If you’re in Australia, you may want your espresso as a “flat white,” which is a shot with a splash of steamed milk and milk foam (sounds a lot like the U.S. latte, doesn’t it?).
In Italy, meanwhile, coffee is serious business. There are many different coffee creations and specialties, each with its own name, but most Italians drink a simple shot of espresso, with or without sugar — usually very short, or ristretto — or with steamed milk.
Coffee may be fairly ubiquitous these days, but many don’t know it originally came from the Horn of Africa and, according to legend, the Ethiopian province of Kaffa. Slaves would chew the coffee cherries for energy and took them to Yemen where it was cultivated in the early fifteenth century. It made its way to Europe, finally, in the seventeenth century, when the Dutch started growing the plants in greenhouses. Today it’s a multi-billion dollar industry that has set up shop in scores of countries across the globe and is drunk in hundreds of different ways
Read on to find out more about the ways people drink coffee around the world.
What has long been the rage in Australia has now officially made its way to North America and is being introduced to Starbucks across America and Canada: The flat white. It is said to have originated in Australia in the 1980s, yet the true origin of it is heavily disputed, as New Zealand lays claim to its creation as well (recalling the two countries' ongoing dispute over the origin of the fruit-studded meringue called Pavlova). A flat white calls for either a single or double shot of espresso, milk that is steamed to a smooth texture, and is served in a cappucino cup.

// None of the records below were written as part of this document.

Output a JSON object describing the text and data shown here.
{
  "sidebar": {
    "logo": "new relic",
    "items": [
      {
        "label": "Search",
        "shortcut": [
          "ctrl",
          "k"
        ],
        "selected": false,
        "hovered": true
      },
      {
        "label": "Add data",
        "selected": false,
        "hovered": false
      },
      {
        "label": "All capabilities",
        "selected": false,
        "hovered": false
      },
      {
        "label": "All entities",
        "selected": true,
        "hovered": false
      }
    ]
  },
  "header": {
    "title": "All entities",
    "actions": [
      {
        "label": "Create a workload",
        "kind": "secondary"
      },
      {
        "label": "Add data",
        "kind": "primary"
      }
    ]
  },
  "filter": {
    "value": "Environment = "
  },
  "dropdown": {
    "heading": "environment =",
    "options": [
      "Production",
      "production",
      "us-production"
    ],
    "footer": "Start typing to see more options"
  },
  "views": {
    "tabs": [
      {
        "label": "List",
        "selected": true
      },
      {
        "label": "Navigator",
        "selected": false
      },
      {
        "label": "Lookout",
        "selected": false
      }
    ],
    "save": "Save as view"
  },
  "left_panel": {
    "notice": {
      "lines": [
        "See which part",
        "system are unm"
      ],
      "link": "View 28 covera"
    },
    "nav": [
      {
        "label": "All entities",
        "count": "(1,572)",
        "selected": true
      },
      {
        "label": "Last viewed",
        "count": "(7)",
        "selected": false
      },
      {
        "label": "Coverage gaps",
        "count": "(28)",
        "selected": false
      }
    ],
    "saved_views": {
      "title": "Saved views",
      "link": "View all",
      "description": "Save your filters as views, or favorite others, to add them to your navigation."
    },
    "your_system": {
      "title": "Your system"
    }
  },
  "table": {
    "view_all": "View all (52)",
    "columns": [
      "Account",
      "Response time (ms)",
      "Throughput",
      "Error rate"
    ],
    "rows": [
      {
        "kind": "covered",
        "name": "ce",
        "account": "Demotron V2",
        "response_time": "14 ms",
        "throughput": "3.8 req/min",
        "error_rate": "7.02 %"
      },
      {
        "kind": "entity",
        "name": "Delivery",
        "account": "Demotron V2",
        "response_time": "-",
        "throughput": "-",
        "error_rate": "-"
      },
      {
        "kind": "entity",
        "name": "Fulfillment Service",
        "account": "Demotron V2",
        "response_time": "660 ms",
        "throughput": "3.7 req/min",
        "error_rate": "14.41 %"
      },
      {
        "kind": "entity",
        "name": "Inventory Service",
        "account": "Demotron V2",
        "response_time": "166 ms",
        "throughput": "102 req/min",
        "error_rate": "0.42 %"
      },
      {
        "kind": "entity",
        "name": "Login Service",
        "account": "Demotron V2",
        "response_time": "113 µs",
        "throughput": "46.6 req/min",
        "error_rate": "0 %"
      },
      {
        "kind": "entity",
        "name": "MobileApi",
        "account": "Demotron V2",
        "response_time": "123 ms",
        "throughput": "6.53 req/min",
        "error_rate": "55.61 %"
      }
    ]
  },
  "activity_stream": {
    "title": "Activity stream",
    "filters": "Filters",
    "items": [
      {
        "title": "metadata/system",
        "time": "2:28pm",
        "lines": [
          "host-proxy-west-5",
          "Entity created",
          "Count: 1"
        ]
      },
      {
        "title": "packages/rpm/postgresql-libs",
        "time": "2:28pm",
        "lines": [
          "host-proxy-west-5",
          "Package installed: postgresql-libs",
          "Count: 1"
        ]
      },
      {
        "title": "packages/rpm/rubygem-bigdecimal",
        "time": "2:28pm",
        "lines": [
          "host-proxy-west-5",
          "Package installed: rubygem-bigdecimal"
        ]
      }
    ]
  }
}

Wiener Melange is a specialty coffee whose name means "Viennese blend" in German, and it’s very similar to a cappuccino. It is customarily served as a double espresso shot, or sometimes a weaker brew, in a large coffee cup that is topped with steaming milk and milk foam. Other versions involved adding an egg yolk topped with two sugars to the double espresso before adding whipped cream.